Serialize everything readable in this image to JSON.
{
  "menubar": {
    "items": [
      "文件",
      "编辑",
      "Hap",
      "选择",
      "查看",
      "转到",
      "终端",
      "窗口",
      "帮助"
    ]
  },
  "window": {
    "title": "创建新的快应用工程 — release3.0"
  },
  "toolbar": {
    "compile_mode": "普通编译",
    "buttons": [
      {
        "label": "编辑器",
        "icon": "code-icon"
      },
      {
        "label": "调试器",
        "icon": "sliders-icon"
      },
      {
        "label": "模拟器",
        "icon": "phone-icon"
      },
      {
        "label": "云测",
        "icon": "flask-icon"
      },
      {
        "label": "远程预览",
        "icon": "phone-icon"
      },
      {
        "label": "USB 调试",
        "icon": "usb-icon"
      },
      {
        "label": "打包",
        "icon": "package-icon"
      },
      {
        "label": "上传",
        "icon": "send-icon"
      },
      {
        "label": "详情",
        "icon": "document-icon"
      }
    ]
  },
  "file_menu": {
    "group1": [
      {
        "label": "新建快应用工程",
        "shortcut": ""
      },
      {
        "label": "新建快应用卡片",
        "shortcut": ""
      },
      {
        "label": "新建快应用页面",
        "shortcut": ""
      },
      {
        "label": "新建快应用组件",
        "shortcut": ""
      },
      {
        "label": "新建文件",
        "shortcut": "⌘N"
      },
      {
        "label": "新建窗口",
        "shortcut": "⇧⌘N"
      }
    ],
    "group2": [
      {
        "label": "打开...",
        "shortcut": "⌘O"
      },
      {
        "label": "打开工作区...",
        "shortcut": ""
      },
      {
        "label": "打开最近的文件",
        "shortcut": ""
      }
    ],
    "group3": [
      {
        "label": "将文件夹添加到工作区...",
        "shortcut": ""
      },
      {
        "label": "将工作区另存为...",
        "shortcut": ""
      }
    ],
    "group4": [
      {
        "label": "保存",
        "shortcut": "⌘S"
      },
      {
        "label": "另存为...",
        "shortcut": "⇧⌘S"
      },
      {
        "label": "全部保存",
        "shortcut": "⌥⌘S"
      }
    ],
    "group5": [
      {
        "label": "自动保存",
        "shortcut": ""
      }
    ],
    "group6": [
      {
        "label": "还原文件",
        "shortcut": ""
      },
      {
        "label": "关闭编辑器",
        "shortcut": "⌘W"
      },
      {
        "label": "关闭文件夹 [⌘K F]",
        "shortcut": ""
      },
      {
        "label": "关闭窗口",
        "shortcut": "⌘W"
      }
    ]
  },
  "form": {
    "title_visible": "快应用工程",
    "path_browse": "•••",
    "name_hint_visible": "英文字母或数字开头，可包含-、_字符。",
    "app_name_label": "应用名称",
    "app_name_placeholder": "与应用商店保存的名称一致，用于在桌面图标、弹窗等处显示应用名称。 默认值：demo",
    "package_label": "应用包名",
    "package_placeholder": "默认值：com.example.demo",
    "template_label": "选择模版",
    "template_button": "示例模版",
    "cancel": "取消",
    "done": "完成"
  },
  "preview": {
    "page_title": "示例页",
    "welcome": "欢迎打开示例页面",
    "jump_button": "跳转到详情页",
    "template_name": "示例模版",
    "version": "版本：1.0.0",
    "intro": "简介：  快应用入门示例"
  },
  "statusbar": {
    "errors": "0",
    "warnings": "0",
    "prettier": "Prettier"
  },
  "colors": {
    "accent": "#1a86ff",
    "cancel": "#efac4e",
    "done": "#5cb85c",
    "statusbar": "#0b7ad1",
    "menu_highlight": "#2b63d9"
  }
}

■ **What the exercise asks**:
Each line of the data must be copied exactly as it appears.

■ **Task result**:
Serialize everything readable in this image to JSON.
{
  "menubar": {
    "items": [
      "文件",
      "编辑",
      "Hap",
      "选择",
      "查看",
      "转到",
      "终端",
      "窗口",
      "帮助"
    ]
  },
  "window": {
    "title": "创建新的快应用工程 — release3.0"
  },
  "toolbar": {
    "compile_mode": "普通编译",
    "buttons": [
      {
        "label": "编辑器",
        "icon": "code-icon"
      },
      {
        "label": "调试器",
        "icon": "sliders-icon"
      },
      {
        "label": "模拟器",
        "icon": "phone-icon"
      },
      {
        "label": "云测",
        "icon": "flask-icon"
      },
      {
        "label": "远程预览",
        "icon": "phone-icon"
      },
      {
        "label": "USB 调试",
        "icon": "usb-icon"
      },
      {
        "label": "打包",
        "icon": "package-icon"
      },
      {
        "label": "上传",
        "icon": "send-icon"
      },
      {
        "label": "详情",
        "icon": "document-icon"
      }
    ]
  },
  "file_menu": {
    "group1": [
      {
        "label": "新建快应用工程",
        "shortcut": ""
      },
      {
        "label": "新建快应用卡片",
        "shortcut": ""
      },
      {
        "label": "新建快应用页面",
        "shortcut": ""
      },
      {
        "label": "新建快应用组件",
        "shortcut": ""
      },
      {
        "label": "新建文件",
        "shortcut": "⌘N"
      },
      {
        "label": "新建窗口",
        "shortcut": "⇧⌘N"
      }
    ],
    "group2": [
      {
        "label": "打开...",
        "shortcut": "⌘O"
      },
      {
        "label": "打开工作区...",
        "shortcut": ""
      },
      {
        "label": "打开最近的文件",
        "shortcut": ""
      }
    ],
    "group3": [
      {
        "label": "将文件夹添加到工作区...",
        "shortcut": ""
      },
      {
        "label": "将工作区另存为...",
        "shortcut": ""
      }
    ],
    "group4": [
      {
        "label": "保存",
        "shortcut": "⌘S"
      },
      {
        "label": "另存为...",
        "shortcut": "⇧⌘S"
      },
      {
        "label": "全部保存",
        "shortcut": "⌥⌘S"
      }
    ],
    "group5": [
      {
        "label": "自动保存",
        "shortcut": ""
      }
    ],
    "group6": [
      {
        "label": "还原文件",
        "shortcut": ""
      },
      {
        "label": "关闭编辑器",
        "shortcut": "⌘W"
      },
      {
        "label": "关闭文件夹 [⌘K F]",
        "shortcut": ""
      },
      {
        "label": "关闭窗口",
        "shortcut": "⌘W"
      }
    ]
  },
  "form": {
    "title_visible": "快应用工程",
    "path_browse": "•••",
    "name_hint_visible": "英文字母或数字开头，可包含-、_字符。",
    "app_name_label": "应用名称",
    "app_name_placeholder": "与应用商店保存的名称一致，用于在桌面图标、弹窗等处显示应用名称。 默认值：demo",
    "package_label": "应用包名",
    "package_placeholder": "默认值：com.example.demo",
    "template_label": "选择模版",
    "template_button": "示例模版",
    "cancel": "取消",
    "done": "完成"
  },
  "preview": {
    "page_title": "示例页",
    "welcome": "欢迎打开示例页面",
    "jump_button": "跳转到详情页",
    "template_name": "示例模版",
    "version": "版本：1.0.0",
    "intro": "简介：  快应用入门示例"
  },
  "statusbar": {
    "errors": "0",
    "warnings": "0",
    "prettier": "Prettier"
  },
  "colors": {
    "accent": "#1a86ff",
    "cancel": "#efac4e",
    "done": "#5cb85c",
    "statusbar": "#0b7ad1",
    "menu_highlight": "#2b63d9"
  }
}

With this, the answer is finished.